Unfortunately, Legend of Kay lacks Okami’s colorful cast of characters, as most, and by that I mean basically all NPCs are just sources of plain exposition with the afore mentioned voices being done by people who got all their English voice acting experience from watching old fan made anime dubs. This makes much of the story and character interactions rather wooden, lacking in both feeling and depth of any kind. Legend of Kay’s story really only serves as a reason for the adventure, rather than an actual story worth telling, and mostly takes a backseat to the gameplay (which given its quality, is probably a good thing). The minimal storytelling, poor characterization, bland writing and dialogue and overall generic plot really leaves Legend of Kay’s Story quite the opposite of legendary. Thankfully, there’s not much of it.
At their core, both Okami and Kay have about equal levels of been there, done that plot development, where Legend of Kay is a single tale with multiple chapters, and Okami is instead more of an epic with multiple different stories with some strings of connectivity linking them all together. However, Okami’s generic story and simple plot is saved by its funny and vivid execution of characters and plot events, while Legend of Kay is simply generic, and often times just plain bad with enough wooden characters on display to give mannequin makers a run for their money.
In the end, despite the flaws that both games have, some quite significant, I still think that both games are great, but for different reasons. While both are action-platformers that play similarly at their core, it is the style, aesthetics and execution of various mechanics that make all the difference. Okami though lacking in its combat, remains a solid action-platforming with a fun story and characters that excels in its artistic value in visuals and sound.
If you ever wanted want to play inside a traditional Japanese painting, live through the legend of a divine being, and know what it’s like to be a dog, Okami HD is the game for you. If you can get past the bad voice acting, bland story, and some visual problems here and there, and wanted a playable Kung Fu Panda or Disney’s Robin Hood kind of experience with the western version of Furry China, then Legend of Kay is a game you should definitely check out. Either way, both are good games and I whole heartedly recommend both of them for lovers of cartoonish action- platformers.

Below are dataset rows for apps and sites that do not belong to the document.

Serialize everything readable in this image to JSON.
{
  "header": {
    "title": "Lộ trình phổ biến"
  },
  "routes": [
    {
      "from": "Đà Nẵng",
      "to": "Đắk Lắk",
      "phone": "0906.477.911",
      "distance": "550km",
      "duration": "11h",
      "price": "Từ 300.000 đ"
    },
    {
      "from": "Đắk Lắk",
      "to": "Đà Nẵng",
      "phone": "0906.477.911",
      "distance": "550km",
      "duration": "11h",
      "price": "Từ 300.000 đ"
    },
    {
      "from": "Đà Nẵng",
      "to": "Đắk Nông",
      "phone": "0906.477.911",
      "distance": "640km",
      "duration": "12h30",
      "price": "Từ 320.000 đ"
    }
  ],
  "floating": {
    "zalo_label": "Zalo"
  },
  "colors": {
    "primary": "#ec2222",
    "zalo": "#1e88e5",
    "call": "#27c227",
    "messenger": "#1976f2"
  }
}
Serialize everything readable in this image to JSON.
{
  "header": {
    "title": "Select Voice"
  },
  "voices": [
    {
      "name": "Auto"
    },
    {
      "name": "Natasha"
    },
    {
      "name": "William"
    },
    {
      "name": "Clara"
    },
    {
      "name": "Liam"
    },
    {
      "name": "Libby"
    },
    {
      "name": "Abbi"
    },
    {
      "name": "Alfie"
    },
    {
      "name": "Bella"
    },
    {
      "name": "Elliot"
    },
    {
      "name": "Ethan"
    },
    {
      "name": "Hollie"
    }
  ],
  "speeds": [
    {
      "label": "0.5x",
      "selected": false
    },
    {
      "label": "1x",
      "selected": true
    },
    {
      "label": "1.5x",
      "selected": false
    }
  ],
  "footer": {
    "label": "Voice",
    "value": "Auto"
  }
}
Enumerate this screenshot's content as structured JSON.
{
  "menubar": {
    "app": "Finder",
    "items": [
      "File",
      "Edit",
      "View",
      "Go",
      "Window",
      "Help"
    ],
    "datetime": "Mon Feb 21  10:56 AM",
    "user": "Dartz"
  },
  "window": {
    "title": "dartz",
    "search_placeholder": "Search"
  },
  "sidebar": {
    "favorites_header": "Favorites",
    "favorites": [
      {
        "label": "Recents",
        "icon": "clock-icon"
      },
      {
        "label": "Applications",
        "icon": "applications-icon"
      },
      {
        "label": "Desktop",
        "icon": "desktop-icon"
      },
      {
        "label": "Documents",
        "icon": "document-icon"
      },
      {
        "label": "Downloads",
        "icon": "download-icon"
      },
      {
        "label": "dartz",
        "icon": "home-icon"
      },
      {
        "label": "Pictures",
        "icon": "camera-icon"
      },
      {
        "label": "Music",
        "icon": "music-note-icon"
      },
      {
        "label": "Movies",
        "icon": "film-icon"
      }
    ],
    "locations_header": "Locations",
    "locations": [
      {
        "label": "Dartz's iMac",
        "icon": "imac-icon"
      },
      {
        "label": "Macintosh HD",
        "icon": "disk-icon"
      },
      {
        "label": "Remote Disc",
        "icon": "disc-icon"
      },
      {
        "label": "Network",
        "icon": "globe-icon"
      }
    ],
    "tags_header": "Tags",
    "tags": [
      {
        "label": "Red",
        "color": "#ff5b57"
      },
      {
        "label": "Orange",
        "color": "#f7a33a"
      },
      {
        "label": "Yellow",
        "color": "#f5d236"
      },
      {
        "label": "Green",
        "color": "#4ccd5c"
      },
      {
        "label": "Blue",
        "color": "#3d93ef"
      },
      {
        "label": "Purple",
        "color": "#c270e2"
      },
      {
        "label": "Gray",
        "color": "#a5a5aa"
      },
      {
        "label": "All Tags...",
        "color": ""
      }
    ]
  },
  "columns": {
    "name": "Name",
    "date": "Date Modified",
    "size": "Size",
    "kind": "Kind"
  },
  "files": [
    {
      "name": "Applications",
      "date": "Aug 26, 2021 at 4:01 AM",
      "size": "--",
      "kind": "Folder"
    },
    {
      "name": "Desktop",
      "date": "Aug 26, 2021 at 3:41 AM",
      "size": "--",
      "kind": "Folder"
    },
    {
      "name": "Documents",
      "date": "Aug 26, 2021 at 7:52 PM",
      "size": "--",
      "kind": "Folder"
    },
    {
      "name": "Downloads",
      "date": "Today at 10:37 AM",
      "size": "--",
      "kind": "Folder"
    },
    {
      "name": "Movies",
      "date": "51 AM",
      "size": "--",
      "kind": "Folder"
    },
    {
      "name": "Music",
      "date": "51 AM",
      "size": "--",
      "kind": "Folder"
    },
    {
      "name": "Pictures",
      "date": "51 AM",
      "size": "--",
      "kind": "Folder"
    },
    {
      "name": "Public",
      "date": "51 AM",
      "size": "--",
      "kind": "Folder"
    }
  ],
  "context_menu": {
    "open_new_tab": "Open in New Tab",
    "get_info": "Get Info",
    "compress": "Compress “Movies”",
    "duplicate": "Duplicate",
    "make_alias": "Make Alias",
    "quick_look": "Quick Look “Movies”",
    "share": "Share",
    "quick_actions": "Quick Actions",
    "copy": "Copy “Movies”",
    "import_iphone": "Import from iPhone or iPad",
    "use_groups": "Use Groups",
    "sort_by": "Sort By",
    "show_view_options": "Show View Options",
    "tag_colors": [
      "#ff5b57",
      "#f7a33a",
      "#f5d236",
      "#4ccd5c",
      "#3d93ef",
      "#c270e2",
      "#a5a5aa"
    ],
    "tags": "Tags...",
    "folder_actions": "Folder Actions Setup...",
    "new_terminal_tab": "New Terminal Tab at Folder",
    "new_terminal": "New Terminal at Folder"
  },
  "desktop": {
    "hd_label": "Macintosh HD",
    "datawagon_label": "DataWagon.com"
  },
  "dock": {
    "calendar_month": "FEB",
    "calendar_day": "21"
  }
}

If you enjoyed reading this article be sure to check out our Okami Review. Be sure to check out some of our previews for upcoming games such as Octopath Traveler Preview – A Retro Turn-Based RPG With A Modern Twist and Warhammer 40,000 Inquisitor – Martyr Preview.